Rama Chellappa, Sharon Gerecht, and Nitish Thakor are among five faculty members from Johns Hopkins elected as NAI fellows this year. They join the more than 4,000 current fellows of the academy, which features members of more than 250 institutions worldwide. They will be formally inducted at the NAI Fellows Induction Ceremony on June 7 to 9, 2021 in Tampa, Florida.
Honorees from Johns Hopkins Engineering
Chellappa is a Bloomberg Distinguished Professor in the departments of Electrical and Computer Engineering and Biomedical Engineering, with research interests spanning computer vision, pattern recognition, machine learning and artificial intelligence. Chellappa's work has shaped the field of facial recognition technology, and he is known as an expert in machine learning. At Hopkins he contributes to the Mathematical Institute for Data Science and the Center for Imaging Science.

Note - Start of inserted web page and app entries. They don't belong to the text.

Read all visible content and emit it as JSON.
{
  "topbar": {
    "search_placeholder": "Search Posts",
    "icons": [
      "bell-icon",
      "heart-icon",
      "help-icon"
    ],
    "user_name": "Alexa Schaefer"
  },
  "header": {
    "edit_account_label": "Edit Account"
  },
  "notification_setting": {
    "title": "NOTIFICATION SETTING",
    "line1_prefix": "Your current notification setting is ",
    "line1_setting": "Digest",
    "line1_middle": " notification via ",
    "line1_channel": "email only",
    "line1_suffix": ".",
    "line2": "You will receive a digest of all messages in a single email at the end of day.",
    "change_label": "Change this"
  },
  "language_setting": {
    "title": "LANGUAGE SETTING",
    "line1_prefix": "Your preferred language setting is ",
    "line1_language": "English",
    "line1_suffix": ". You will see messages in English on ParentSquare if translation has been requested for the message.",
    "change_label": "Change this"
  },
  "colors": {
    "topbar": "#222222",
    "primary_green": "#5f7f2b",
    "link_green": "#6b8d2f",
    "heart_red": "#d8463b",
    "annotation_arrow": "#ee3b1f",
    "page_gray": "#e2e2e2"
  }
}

Gerecht is a professor of chemical and biomolecular engineering, the Edward J. Schaefer Professor in Engineering, and director of the Johns Hopkins Institute for NanoBioTechnology. Gerecht is an internationally recognized expert in vascular and stem cell biology and a member of the National Academy of Medicine. Together with her research group, she studies the interactions between stem cells and their microenvironments with the long-term goal of engineering artificial cell microenvironments.
Thakor is a professor of biomedical engineering and electrical and computer engineering at the Whiting School and a professor of neurology at the Johns Hopkins University School of Medicine, and director of the Laboratory for Neuroengineering. Thakor conducts research on neurological instrumentation, biomedical signal processing, micro and nanotechnologies, neural prosthesis, and neural and rehabilitation techniques. Thakor also serves as director of the NIH Training Grant on Neuroengineering. Currently, he is developing a next-generation neurally controlled upper limb prosthesis alongside a multi-university consortium funded by DARPA.